    APS Fellow Wendy Wood and APS William James Fellow Timothy D. Wilson offer a behind-the-scenes look at the recent National Academies of Sciences, Engineering, and Medicine report on reproducibility and replicability in science.

  • Polaschek Receives Prestigious Appointment in New Zealand’s Queen’s Birthday Honours

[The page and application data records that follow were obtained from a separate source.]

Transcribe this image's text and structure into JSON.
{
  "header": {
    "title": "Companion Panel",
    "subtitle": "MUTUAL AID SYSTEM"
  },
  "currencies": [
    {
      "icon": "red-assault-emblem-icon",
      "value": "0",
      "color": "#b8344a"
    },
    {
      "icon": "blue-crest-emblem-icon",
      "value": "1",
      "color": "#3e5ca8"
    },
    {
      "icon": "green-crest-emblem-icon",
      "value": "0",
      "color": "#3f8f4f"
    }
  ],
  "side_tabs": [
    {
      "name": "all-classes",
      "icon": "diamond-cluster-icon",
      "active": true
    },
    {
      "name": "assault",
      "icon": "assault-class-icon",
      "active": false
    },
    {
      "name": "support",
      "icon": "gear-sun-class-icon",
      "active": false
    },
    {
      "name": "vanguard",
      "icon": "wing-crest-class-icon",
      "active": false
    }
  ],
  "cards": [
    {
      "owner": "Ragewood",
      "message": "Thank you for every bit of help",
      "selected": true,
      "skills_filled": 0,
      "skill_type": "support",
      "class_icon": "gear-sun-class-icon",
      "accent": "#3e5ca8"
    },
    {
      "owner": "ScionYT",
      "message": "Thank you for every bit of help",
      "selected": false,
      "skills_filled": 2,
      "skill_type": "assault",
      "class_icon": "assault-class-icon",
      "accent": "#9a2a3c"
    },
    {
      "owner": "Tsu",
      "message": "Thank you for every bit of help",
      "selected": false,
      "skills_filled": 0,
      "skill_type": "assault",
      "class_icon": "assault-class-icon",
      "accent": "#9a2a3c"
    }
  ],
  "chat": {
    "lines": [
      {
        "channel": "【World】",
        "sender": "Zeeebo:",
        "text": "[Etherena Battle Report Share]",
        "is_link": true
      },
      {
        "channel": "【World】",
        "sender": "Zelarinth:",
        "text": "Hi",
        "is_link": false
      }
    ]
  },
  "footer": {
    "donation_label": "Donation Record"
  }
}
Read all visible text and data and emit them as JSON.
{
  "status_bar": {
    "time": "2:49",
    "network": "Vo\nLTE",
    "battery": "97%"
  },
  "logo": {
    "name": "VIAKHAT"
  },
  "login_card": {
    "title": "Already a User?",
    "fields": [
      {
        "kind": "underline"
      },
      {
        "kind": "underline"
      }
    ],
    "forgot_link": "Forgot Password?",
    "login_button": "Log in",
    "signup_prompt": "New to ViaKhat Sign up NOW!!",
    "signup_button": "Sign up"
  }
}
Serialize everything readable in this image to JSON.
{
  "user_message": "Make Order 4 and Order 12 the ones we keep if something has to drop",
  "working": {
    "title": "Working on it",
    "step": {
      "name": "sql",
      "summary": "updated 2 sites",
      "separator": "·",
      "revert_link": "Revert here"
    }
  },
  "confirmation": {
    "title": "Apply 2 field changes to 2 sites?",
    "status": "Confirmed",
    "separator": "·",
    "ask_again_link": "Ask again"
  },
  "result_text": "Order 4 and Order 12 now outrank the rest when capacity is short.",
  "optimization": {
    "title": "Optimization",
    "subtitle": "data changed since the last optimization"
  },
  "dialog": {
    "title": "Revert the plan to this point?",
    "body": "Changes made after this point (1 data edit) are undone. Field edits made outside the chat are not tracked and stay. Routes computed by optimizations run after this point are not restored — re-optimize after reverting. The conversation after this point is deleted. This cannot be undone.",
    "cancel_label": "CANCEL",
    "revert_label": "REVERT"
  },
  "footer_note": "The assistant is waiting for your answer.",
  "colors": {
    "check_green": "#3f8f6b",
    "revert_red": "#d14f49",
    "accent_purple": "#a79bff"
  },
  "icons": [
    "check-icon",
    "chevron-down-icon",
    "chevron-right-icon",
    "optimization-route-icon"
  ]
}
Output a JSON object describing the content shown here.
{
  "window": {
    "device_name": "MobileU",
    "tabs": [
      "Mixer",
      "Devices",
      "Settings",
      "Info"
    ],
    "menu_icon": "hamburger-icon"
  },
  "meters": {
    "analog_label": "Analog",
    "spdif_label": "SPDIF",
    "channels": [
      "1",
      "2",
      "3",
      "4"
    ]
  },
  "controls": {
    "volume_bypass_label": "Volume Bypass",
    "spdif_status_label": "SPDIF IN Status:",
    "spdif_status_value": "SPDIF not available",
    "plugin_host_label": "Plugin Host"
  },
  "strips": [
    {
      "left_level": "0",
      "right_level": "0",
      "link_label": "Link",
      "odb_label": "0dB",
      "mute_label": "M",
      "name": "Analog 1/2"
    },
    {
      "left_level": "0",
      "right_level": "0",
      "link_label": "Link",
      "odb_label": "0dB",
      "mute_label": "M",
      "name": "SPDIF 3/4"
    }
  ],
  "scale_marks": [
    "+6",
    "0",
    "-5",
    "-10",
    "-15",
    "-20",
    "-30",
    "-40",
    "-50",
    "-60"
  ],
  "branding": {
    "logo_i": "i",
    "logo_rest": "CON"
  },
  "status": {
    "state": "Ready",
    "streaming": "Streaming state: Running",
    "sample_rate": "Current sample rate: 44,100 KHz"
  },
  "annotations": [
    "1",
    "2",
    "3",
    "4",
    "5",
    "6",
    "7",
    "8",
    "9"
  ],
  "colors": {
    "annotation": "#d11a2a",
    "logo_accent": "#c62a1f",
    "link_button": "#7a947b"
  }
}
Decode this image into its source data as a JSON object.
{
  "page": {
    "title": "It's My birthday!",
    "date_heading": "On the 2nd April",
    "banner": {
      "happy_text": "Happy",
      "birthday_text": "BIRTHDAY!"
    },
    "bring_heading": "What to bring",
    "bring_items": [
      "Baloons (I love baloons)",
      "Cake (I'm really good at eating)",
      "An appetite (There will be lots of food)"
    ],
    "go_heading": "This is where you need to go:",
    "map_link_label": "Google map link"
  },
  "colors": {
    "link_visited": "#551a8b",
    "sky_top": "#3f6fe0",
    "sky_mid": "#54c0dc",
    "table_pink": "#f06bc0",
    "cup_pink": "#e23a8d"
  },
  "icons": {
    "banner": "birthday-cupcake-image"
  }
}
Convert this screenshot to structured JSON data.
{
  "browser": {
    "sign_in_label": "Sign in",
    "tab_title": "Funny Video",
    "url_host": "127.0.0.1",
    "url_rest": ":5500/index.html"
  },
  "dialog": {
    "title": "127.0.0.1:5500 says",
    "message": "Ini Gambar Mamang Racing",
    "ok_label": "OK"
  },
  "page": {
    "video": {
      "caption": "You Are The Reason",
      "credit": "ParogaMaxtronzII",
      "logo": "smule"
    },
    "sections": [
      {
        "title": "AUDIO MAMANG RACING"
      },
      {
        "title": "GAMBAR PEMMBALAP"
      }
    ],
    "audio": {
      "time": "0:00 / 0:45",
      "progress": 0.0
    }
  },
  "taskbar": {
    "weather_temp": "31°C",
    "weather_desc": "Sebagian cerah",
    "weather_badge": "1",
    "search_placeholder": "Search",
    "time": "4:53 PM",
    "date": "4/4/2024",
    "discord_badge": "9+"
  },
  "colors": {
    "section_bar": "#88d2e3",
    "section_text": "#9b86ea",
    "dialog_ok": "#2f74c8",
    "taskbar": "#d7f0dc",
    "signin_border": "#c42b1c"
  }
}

    APS Fellow Devon Leigh Logan Polaschek has been made a Member of the New Zealand Order of Merit for her contributions to criminal psychological science. Polaschek, a professor of psychology and crime science at the University of Waikato, is among 56 individuals appointed as Members of the Order by Queen Elizabeth II of the United Kingdom, in her right as Queen of New Zealand. The appointments are made on the advice of the New Zealand government to reward good works across the fields of health, arts, athletics, education, science, and social services.